- Stick to single digit numeric prompts (ie, “press 2 if you’re a current client”) except when entering a specific extension that the caller already knows (ie, the caller enters 532 to be transferred directly to their attorney’s desk).
- Avoid voice prompts as they are unreliable and frequently result in a bad user experience.
- Have separate auto-attendant messages for times when your office is open, and when you are closed. And in both messages, clearly state your hours of operation and whether you are currently open or closed. This avoids client frustration from the outset. For example, if a client needs to talk with you, but your office is closed, it’s less frustrating for him to know that up front before the spend time navigating through your prompts.
If you decide that a reception service, rather than an auto-attendant, is the right way to go for your firm, make sure that the service you choose has clear scripts and instructions for what they are supposed to do with various types of calls. An outsourced receptionist can be more frustrating to clients if the receptionist is unable to help, unable to transfer the call to somebody who can help, and is simply a glorified answering machine. While an outsourced reception service can add a lot to the client experience, it’s up to you as the law firm owner to make sure that you set them up for success. If you’re unable or unwilling to spend the time it takes to do that, you may be better off with an auto attendant.
Cutting the cord between your law firm and the local phone company
Voice over internet protocol (VoIP) has come a long way. While in years past early adopters of VoIP paid the price in unreliable and unclear calls, internet telephony is now mainstream and very reliable. And there are numerous options out there for your law firm that you could have fully up and running in a day or less, all from your laptop. No more waiting on the phone guy, the IT guy or whatever guy used to show up at your office with cables and wire clippers.

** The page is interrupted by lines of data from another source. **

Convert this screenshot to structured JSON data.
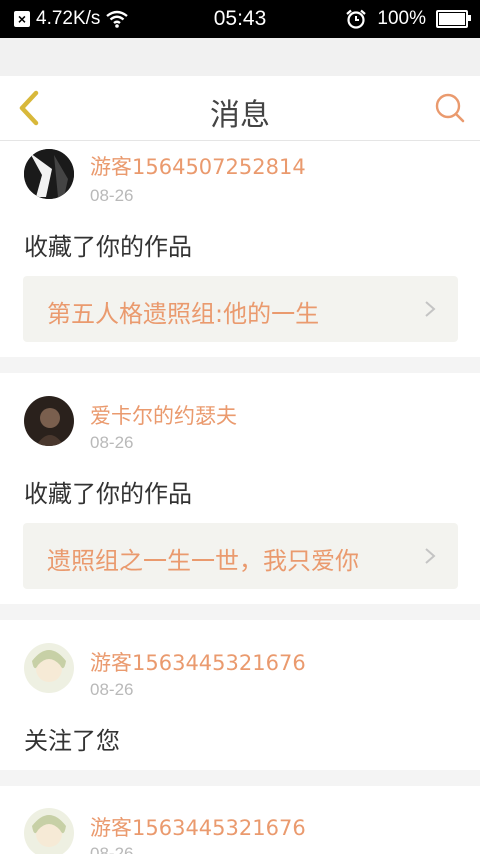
{
  "status_bar": {
    "network_speed": "4.72K/s",
    "time": "05:43",
    "battery": "100%",
    "icons": [
      "notification-x-icon",
      "wifi-icon",
      "alarm-icon",
      "battery-icon"
    ]
  },
  "header": {
    "title": "消息",
    "back_icon": "chevron-left-icon",
    "search_icon": "search-icon"
  },
  "colors": {
    "accent": "#ea9a6e",
    "back_icon": "#d8b83a",
    "card_bg": "#ffffff",
    "page_bg": "#f4f4f4",
    "work_box_bg": "#f3f3ef"
  },
  "messages": [
    {
      "username": "游客1564507252814",
      "date": "08-26",
      "action": "收藏了你的作品",
      "work_title": "第五人格遗照组:他的一生"
    },
    {
      "username": "爱卡尔的约瑟夫",
      "date": "08-26",
      "action": "收藏了你的作品",
      "work_title": "遗照组之一生一世，我只爱你"
    },
    {
      "username": "游客1563445321676",
      "date": "08-26",
      "action": "关注了您"
    },
    {
      "username": "游客1563445321676",
      "date": "08-26"
    }
  ]
}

As I mentioned in an earlier post, at LawLytics, we use AirCall for our phone system. While I believe that it’s a great option for law firms, it’s certainly not the only one. Before we decided on AirCall, we also looked at Zoom’s phone system, but decided on AirCall because of the mature integrations with other systems that we already used.
I highly recommend Zoom for attorneys looking to do remote client and staff meetings, and if you try and like Zoom video conferencing, their phone system is also worth a look. There are dozens of other reliable and easy to use VoIP systems out there, and many would work well for solo practices and small law firms.
If your clients are not having a great experience when they call your office, it’s time to take action. If you have downtime now because you’re stuck at home, or because business is slower because of the current COVID-19 pandemic, this is a great opportunity to explore some phone systems (most offer free trials) and see which one is the best fit for your firm.